As President Abraham Lincoln

As President Abraham Lincoln

My gratitude and appreciation to Daniel Day-Lewis for being the actor he is so that I can look to him as my creative integrity hero.  Who’s your creative integrity hero?

Day Lewis in Ireland

He, Himself

Does Writer’s Block Exist?

In a word, yes. In it’s most extreme form, which I’ve experienced, everything the writer tries to write simply stops after the first few pages. If you foster your creativity, nurture it on a regular basis, however, writer’s block is less likely to be a problem.

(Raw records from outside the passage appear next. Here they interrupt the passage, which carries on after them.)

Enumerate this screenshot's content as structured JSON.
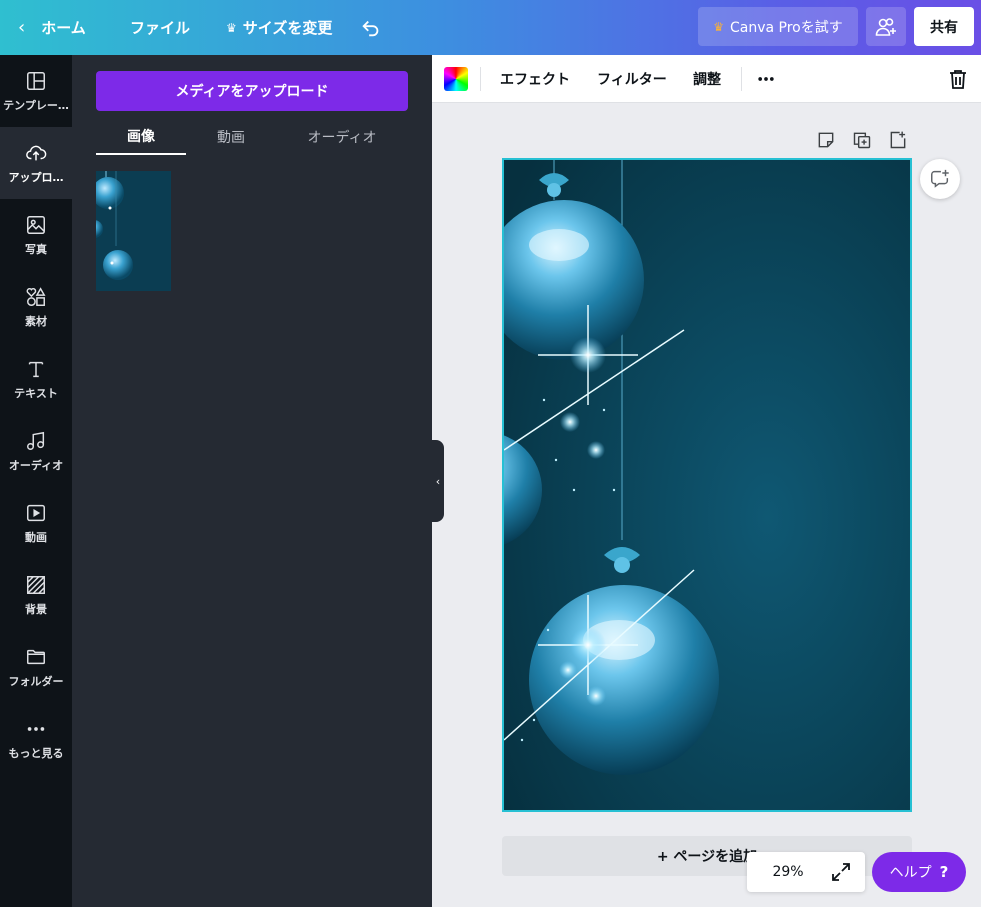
{
  "topbar": {
    "home_label": "ホーム",
    "file_label": "ファイル",
    "resize_label": "サイズを変更",
    "pro_label": "Canva Proを試す",
    "share_label": "共有"
  },
  "rail": {
    "items": [
      {
        "label": "テンプレー…",
        "icon": "template-icon"
      },
      {
        "label": "アップロ…",
        "icon": "upload-icon"
      },
      {
        "label": "写真",
        "icon": "photo-icon"
      },
      {
        "label": "素材",
        "icon": "elements-icon"
      },
      {
        "label": "テキスト",
        "icon": "text-icon"
      },
      {
        "label": "オーディオ",
        "icon": "audio-icon"
      },
      {
        "label": "動画",
        "icon": "video-icon"
      },
      {
        "label": "背景",
        "icon": "background-icon"
      },
      {
        "label": "フォルダー",
        "icon": "folder-icon"
      },
      {
        "label": "もっと見る",
        "icon": "more-icon"
      }
    ],
    "active_index": 1
  },
  "panel": {
    "upload_button": "メディアをアップロード",
    "tabs": [
      "画像",
      "動画",
      "オーディオ"
    ],
    "active_tab": 0
  },
  "editor_toolbar": {
    "effect": "エフェクト",
    "filter": "フィルター",
    "adjust": "調整"
  },
  "canvas": {
    "add_page": "+ ページを追加",
    "zoom": "29%"
  },
  "help": {
    "label": "ヘルプ",
    "icon_glyph": "?"
  },
  "colors": {
    "accent": "#7d2ae8",
    "selection": "#27c0d3",
    "rail_bg": "#0e1318",
    "panel_bg": "#252a33"
  }
}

Ever.

Writer’s block can sneak up on a writer.  It arrives disguised as something else — a physical illness, a family crisis, a car accident — and makes it impossible to even think about writing words down to fill a blank page, much less narrative structure, story, developing characters.  Sometimes, life needs attending first.  Believe it or not, nurturing your life and your experiences will make you a better writer.  A humane writer. 

My experience with bad writer’s block occurred because of a trauma I’d survived.  The physical wounds had healed but not the emotional and psychological wounds.  My mind and heart let me know by not allowing me to write.  The problem was that I could not understand what was happening and was angry about the block.  It was two years — yes, years — before I figured it out.  During that time, I read voraciously.  I kept a journal, writing everyday in as much detail as I could to exercise my writing muscles and keep them limber.  Occasionally, I pulled out a writing project and tried to work on it, with no success.  I also learned patience with myself and my imagination during this time, something that was as difficult for me as feeling that I’d never write again.

How did I finally break the writer’s block?  I watched a movie.  I would also argue that I was ready to write again, and going to the movie, seeing a fine actor create and sustain a character through subtle gestures as well as costume and speech, proved to be the perfect messenger to tell me.  I saw Daniel Day-Lewis play Hawkeye in Michael Mann’s The Last of the Mohicans.  I had been doubtful Day-Lewis could truly pull it off.  I was as skeptical as a person can be and almost didn’t go, but a good friend persuaded me to give him a chance.

Hawkeye in action (photo: IMDb.com)

From the opening frames, it was clear that Day-Lewis had stepped aside to allow Hawkeye to animate him.  I was amazed.  I ended up seeing the movie five or six times in the theater — the first to get the story, and the following to study Day-Lewis and the other actors.  It was a lesson in creating and developing character.  The thing that still sticks in my mind years later is the way Day-Lewis used his body to convey Hawkeye’s personality — his walk, his hand gestures, his stance — this actor never relaxes. 

Daniel Day-Lewis as Hawkeye (photo: Morgan Creek Productions)

Day-Lewis and the other actors sparked thoughts about the characters I had created — how had I defined them in the story?  How did they behave?  Did they have any idiosyncratic gestures?  How did they live in their bodies?  How did speech set each one apart?  I spent months on getting to know my characters, visualizing them, developing their backstories, listening to their voices as I interviewed them.  In the end, it was really this work that broke the writer’s block. 

Hindsight reveals truth.  Looking back much later, I realized the true cause of my bout of writer’s block.  It forced me to re-examine how I approach my life as well as my writing.  I certainly don’t need to be so hard on myself, just on the writing.

I’ve heard that a common cause of writer’s block is a writer’s unreasonably high expectations for himself and his writing, expecting to perform at an award-winning level even in a first draft.  The only cure for such a block is to lower expectations and write, write, write.  Perfection remains impossible to attain, no matter who you are.  Striving for excellence, however, is a noble goal as long as it’s done without taking oneself too seriously. 

So, just keep it human…..